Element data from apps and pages
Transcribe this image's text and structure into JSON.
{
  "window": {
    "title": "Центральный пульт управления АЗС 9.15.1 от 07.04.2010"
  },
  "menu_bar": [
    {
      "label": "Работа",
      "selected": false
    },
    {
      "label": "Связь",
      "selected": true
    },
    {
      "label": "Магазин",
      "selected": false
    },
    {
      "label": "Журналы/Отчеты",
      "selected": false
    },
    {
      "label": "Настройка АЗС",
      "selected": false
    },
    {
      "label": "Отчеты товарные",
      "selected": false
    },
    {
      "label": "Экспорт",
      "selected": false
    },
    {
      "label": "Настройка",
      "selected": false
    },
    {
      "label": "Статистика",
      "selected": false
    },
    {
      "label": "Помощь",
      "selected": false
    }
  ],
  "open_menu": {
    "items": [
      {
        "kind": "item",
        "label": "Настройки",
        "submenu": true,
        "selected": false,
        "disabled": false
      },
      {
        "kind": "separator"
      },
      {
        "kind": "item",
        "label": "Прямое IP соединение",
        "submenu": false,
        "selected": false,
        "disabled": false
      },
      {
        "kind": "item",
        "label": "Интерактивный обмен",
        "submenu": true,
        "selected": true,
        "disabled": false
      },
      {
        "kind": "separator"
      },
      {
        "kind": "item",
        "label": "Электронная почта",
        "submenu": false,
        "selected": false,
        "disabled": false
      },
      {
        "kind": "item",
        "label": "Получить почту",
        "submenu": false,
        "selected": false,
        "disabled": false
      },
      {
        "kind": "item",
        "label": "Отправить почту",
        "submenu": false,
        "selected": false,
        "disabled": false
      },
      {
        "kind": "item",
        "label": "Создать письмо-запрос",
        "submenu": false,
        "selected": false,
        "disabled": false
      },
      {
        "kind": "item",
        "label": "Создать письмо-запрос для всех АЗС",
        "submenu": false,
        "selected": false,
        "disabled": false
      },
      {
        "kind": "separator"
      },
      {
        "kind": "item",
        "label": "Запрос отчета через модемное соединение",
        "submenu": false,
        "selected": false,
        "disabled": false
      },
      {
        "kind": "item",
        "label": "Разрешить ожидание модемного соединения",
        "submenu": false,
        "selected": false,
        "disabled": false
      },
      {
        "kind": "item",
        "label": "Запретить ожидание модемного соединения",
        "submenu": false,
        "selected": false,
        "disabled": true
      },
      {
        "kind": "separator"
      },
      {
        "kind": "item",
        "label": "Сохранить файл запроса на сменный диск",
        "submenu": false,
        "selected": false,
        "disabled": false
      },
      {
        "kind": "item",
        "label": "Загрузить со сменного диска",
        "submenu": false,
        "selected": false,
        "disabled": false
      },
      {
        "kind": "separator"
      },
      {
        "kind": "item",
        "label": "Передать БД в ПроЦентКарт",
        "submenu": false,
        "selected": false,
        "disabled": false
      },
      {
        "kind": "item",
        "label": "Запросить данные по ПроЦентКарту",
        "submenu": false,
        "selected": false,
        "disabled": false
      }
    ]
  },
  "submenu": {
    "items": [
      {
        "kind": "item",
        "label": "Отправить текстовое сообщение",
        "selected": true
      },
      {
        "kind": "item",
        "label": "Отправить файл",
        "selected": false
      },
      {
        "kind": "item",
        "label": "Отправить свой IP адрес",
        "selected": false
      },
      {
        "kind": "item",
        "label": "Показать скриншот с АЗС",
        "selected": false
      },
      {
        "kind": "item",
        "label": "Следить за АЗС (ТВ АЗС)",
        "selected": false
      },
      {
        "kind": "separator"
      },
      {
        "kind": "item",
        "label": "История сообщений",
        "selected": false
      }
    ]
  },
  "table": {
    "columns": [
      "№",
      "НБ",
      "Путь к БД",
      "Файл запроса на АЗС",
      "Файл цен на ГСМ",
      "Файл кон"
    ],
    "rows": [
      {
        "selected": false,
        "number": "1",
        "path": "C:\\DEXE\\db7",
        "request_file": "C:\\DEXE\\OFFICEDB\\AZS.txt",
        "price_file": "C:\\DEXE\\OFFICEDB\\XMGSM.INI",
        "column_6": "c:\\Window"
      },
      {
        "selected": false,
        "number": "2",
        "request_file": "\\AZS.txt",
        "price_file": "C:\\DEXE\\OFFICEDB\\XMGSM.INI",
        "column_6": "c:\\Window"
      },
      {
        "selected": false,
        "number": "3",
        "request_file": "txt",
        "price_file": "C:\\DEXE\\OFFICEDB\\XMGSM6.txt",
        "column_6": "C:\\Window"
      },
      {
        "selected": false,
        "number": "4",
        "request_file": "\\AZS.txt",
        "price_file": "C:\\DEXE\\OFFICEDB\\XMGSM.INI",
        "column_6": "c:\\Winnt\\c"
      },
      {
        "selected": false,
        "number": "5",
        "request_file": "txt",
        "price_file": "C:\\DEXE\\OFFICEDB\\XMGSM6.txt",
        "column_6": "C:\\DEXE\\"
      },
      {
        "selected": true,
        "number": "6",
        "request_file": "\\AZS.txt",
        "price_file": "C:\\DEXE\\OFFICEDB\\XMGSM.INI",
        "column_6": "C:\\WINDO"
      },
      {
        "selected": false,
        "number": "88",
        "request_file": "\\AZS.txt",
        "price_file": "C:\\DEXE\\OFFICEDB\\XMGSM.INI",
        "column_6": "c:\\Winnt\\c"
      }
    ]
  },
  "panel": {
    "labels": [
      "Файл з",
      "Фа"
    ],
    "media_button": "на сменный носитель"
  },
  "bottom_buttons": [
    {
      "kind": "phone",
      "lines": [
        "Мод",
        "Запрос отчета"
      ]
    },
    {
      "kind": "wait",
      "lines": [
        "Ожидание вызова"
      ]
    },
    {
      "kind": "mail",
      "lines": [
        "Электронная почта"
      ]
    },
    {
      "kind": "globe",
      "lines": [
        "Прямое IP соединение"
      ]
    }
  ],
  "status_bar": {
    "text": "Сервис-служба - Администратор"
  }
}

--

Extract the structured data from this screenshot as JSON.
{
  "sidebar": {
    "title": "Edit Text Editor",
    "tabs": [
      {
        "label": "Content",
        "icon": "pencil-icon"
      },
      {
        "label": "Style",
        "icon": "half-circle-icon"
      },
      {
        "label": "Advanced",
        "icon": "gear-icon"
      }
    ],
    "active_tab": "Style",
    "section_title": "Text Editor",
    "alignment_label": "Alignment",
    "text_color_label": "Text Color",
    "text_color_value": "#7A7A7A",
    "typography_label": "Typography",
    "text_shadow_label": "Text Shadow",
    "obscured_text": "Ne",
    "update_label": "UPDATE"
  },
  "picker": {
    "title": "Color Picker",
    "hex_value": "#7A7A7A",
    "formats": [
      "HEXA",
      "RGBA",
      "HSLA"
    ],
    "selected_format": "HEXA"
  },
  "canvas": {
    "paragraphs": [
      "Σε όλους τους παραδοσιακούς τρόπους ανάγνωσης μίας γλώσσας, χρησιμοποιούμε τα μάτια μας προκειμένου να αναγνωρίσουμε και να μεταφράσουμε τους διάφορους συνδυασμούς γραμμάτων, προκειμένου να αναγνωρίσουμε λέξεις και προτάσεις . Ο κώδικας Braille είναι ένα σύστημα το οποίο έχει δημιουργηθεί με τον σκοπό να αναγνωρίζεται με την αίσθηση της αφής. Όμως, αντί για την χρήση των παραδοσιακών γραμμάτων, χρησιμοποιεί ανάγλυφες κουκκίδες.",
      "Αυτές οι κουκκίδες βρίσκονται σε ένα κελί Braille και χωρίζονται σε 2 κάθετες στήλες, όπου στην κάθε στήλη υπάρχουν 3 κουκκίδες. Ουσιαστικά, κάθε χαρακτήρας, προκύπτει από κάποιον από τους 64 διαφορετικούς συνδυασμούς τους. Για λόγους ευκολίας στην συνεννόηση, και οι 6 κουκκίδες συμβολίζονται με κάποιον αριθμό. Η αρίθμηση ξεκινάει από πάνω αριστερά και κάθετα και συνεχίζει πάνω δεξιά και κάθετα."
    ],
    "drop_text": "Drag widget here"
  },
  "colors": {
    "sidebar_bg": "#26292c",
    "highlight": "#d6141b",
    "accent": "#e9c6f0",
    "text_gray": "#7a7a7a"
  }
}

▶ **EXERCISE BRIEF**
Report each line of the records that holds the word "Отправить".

▶ **ANSWER TO THE EXERCISE**
        "label": "Отправить почту",
        "label": "Отправить текстовое сообщение",
        "label": "Отправить файл",
        "label": "Отправить свой IP адрес",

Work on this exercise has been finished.